## WHAT TO WORK ON:
Scan the records for the string "label" and copy every line that holds it.

## EXTRACTED MATERIAL:
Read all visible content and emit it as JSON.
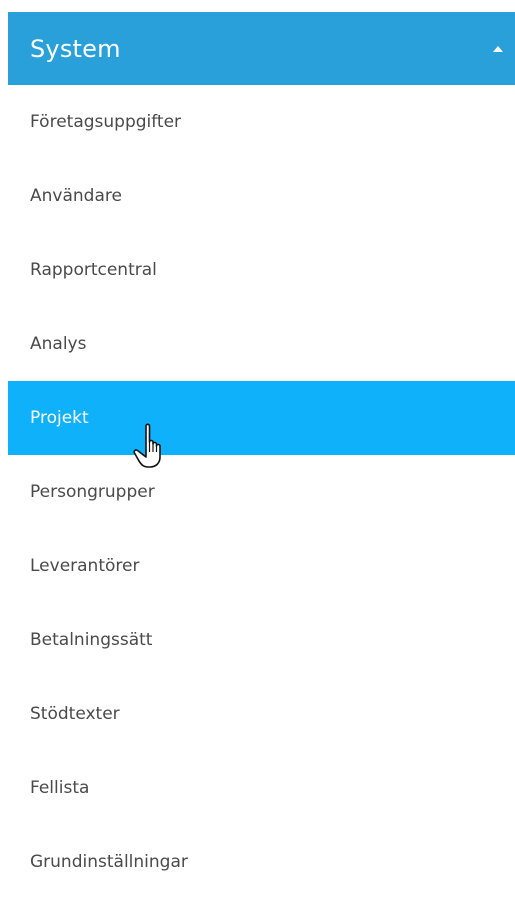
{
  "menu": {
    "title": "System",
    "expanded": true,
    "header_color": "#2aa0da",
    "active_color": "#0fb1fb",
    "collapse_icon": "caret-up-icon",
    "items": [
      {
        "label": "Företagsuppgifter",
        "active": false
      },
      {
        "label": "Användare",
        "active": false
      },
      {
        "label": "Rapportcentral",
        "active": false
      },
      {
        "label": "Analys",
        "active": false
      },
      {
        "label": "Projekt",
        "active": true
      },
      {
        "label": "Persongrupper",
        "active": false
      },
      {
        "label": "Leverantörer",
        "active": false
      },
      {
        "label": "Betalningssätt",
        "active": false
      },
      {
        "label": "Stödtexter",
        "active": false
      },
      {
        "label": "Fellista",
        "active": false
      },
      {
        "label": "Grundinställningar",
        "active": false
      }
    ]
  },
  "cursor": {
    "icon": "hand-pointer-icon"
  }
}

## ANSWER FOR THIS EXERCISE:
        "label": "Företagsuppgifter",
        "label": "Användare",
        "label": "Rapportcentral",
        "label": "Analys",
        "label": "Projekt",
        "label": "Persongrupper",
        "label": "Leverantörer",
        "label": "Betalningssätt",
        "label": "Stödtexter",
        "label": "Fellista",
        "label": "Grundinställningar",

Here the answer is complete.